Large hospital systems use cost-shifting explanations to justify the high prices they charge private insurers. Regardless of whether it is direct cost shifting or large concentrated hospital systems using their market power to extract increased payments from private payers, Medicaid expansion is not the answer to the cost-shifting problem. Expanding the Medicaid program in North Carolina may increase private-payer rates and raise costs for those not on public insurance.
Another claim used by Medicaid expansion supporters is that an increase in the number of insured individuals will decrease the utilization of emergency rooms, the most expensive place to receive care. According to this argument, if individuals have health insurance, they will see a doctor more regularly and decrease the number of trips to the emergency room for preventable incidents. However, this claim does not stand up to the data. The WILL study finds that in states that expanded their Medicaid program, emergency room visits increased by about 9 per 1,000 residents. Other studies have replicated these findings and found that Medicaid expansion is associated with an increase in emergency department visits. North Carolina has a significant problem with primary care physician shortages in many rural areas of the state. The combination of this problem and Medicaid expansion will likely lead to an increase in emergency room utilization.
The “crowd out” effect is when individuals drop private insurance to take advantage of new eligibility in public insurance. Employers may also drop private coverage because of the new eligibility for their employees to join the Medicaid program under expansion. A study done by Jonathan Gruber and David Cutler found that for every 10 individuals that enrolled in public insurance, six lose private coverage. A recent study published by Chris Pope of the Manhattan Institute estimated that “57% of the increase in publicly subsidized insurance between 2007 and 2017 was offset by a decline in unsubsidized private insurance.” Kaiser Family Foundation data show that almost 297,000 uninsured individuals are already eligible for a subsidized plan on the health insurance exchanges set up by the Affordable Care Act (Obamacare). Another recently released report by the Foundation for Government Accountability indicates that a substantial number of potential Medicaid expansion enrollees will abandon private insurance. This suggests that individuals who have had private insurance or are currently eligible for private insurance would join Medicaid if North Carolina were to expand it.

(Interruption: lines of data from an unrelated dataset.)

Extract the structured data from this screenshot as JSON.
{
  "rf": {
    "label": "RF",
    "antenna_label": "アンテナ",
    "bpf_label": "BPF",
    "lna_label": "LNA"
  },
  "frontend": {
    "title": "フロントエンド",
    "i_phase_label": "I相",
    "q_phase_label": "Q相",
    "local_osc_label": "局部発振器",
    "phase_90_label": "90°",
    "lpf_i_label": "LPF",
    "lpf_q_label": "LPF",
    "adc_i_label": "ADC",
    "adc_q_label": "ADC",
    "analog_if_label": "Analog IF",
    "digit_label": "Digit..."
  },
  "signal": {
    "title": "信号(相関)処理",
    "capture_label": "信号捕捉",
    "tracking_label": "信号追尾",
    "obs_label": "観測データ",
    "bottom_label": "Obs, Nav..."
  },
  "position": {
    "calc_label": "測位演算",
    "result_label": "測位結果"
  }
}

There is compelling evidence that the costs of Medicaid outweigh the benefits. Lawmakers should consider the costs identified in the WILL report as well as other studies that show Medicaid expansion is not the solution for reducing high private-payer rates. Policymakers should focus on free-market solutions that would reduce costs associated with health care and health insurance and find ways to create a more sustainable health care market, rather than shifting the costs to the taxpayers who fund government budgets.